**WHAT THE TASK ASKS**
Pull each line holding the word "label" from the data.

**DATA SUPPLIED**

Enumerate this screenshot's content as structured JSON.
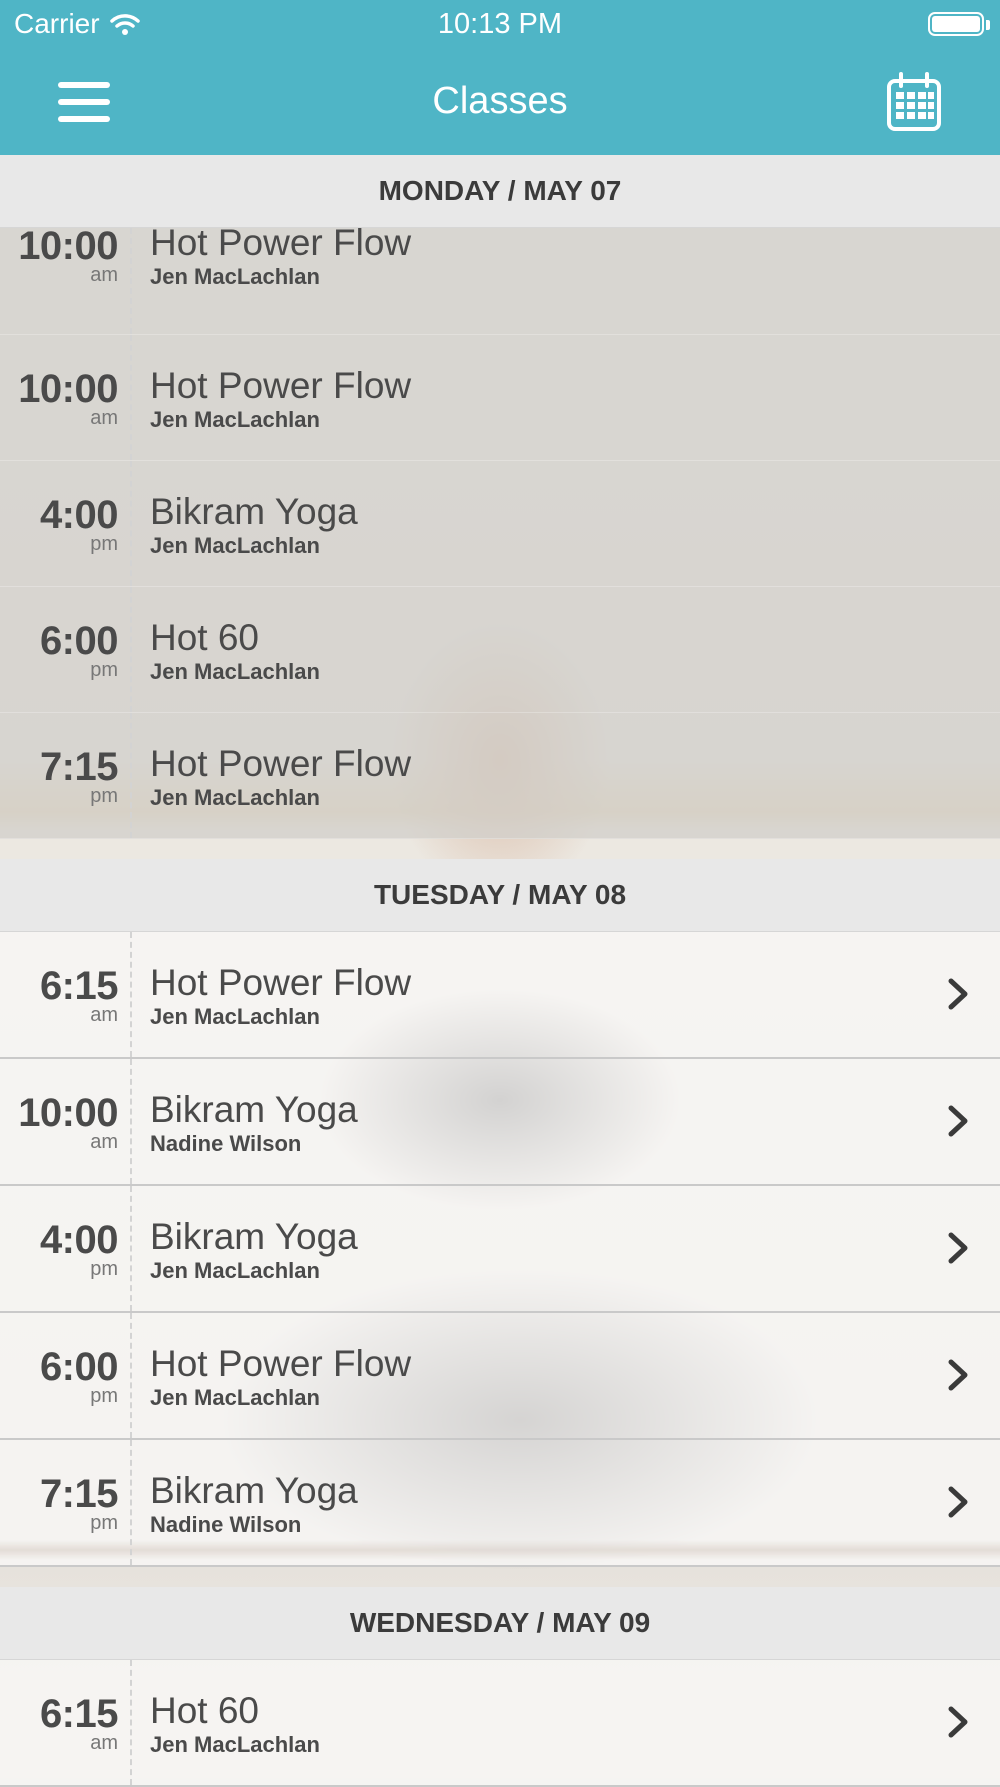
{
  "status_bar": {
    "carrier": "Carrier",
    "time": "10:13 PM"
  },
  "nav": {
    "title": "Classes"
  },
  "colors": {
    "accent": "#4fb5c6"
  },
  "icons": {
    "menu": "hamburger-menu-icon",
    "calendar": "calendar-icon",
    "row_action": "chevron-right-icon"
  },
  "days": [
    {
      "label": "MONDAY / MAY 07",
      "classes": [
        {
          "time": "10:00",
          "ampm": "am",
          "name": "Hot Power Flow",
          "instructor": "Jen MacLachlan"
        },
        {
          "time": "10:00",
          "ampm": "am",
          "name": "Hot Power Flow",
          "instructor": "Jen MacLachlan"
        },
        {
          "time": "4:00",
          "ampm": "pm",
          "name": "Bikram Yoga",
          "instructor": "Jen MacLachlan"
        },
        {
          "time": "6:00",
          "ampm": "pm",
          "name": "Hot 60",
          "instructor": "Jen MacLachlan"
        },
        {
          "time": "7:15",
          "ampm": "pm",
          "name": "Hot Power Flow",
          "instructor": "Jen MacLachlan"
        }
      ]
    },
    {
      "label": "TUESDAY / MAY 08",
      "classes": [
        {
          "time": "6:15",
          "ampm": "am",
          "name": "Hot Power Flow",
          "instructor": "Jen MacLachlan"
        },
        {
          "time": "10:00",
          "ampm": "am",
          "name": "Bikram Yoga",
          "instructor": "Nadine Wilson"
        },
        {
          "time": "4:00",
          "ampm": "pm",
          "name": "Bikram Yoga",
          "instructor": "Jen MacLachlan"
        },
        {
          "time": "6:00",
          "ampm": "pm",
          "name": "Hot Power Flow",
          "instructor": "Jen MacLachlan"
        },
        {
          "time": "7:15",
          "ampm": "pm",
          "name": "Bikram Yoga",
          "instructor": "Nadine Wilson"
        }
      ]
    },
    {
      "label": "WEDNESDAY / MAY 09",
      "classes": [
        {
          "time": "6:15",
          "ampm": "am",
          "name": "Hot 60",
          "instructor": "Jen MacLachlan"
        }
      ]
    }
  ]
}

**EXERCISE ANSWER**
      "label": "MONDAY / MAY 07",
      "label": "TUESDAY / MAY 08",
      "label": "WEDNESDAY / MAY 09",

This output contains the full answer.